She came to a full stop, I was relieved. The other bike just behind her also stopped. I look up at her. She gives me a stern, but somewhat understanding glance. Says nothing. I say "sorry" and take off. This is the way people are here. Calm. Patient. They've figured out that getting mad doesn't do you any good. I forced her to come to a complete stop. Very annoying. But ultimately harmless, and nothing to get all riled up over.

But these are the kinds of blind spots we have. On my bike I maneuver just fine. Two minutes after the incident I caused a kid a bit of mild panic when he thought I was making a turn just in front of him and he was going straight. Of course I could see I would make my turn well before he could crash into me, so there was no risk. But these are the things we don't think about. On the bike, fine. But while getting on the bike with a heavy backpack and one hand not fully available, reaction time increases.

recover lost stuff from memory

September 10th, 2007

This has happened to you before. I'm painstakingly typing a long email on gmail and I'm not sure that I should send it yet, cause it feels like I'm forgetting to mention something. So I want to save it as a draft so I can finish it later. Somehow I hit Discard instead. :doh: Gmail flashes the notice your message has been discarded, but I don't usually read those messages, so I navigate away from the page, and *just* as I click the link the meaning of the message dawns on me. Shit. Now it's too late to undo the action. Son of a. :fero: :wallbang:

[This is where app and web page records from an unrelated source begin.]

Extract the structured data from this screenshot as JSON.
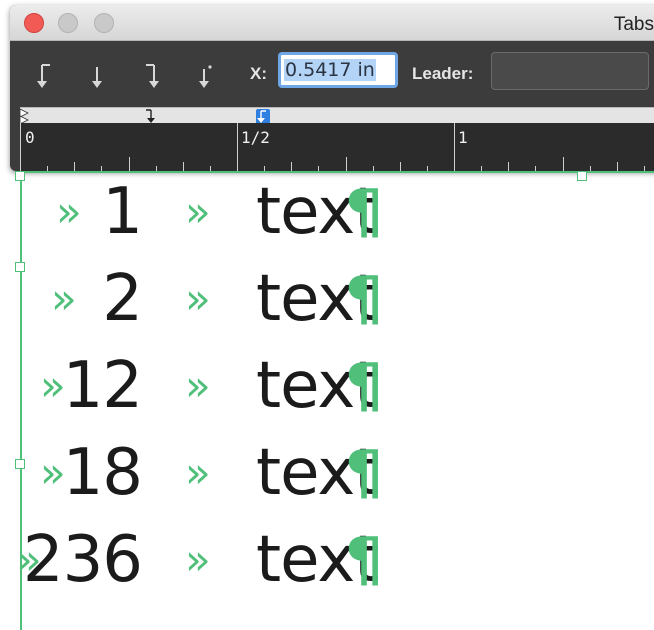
{
  "window": {
    "title": "Tabs",
    "x_label": "X:",
    "x_value": "0.5417 in",
    "leader_label": "Leader:",
    "leader_value": ""
  },
  "ruler": {
    "labels": [
      "0",
      "1/2",
      "1"
    ]
  },
  "document": {
    "rows": [
      {
        "number": "1",
        "text": "text"
      },
      {
        "number": "2",
        "text": "text"
      },
      {
        "number": "12",
        "text": "text"
      },
      {
        "number": "18",
        "text": "text"
      },
      {
        "number": "236",
        "text": "text"
      }
    ],
    "tab_glyph": "»",
    "paragraph_mark": "¶"
  },
  "colors": {
    "guide_green": "#4fbf7a",
    "selection_blue": "#b3d3f7",
    "focus_ring": "#6fa6e6"
  },
  "icons": {
    "align_buttons": [
      "left-align-tab-icon",
      "center-align-tab-icon",
      "right-align-tab-icon",
      "decimal-align-tab-icon"
    ]
  }
}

Okay, relax, perhaps all is not lost. A couple of weeks ago I went over how you can find stuff on disk by searching the raw data. The same *can* be done with memory. See, just because my message is gone and gmail doesn't display it anymore doesn't mean it's not still possibly somewhere in memory. It just isn't being displayed anywhere.

There are two ways to access physical memory. The two interfaces are /dev/mem and /proc/kcore. As root, you can read from these. (However, if you try writing to them you'll probably mess up your system.) They are not identical, and it seems that /dev/mem doesn't let me access memory above 896MB (High Memory Support in linux kernel parlance), so just use /proc/kcore.

To find that lost message in raw memory, it helps if you can remember a phrase from it. Then do

cat /proc/kcore | grep -a --color -C1 "a phrase from it"

This will search the memory treating it like text, and highlight the phrase when it's found. It also prints "one line" above and below the line where the text was found (although considering this is binary data, the notion of "a line" is somewhat diffuse). Anyway, you probably now have enough context to get your whole message. If not, increase it to -C2 and so on.

This way I was able to recover my message. :party:

In principle, you can also recover lost files this way, provided they are still in memory, but searching for binary data within binary data is a bit trickier, so it would take a clever approach.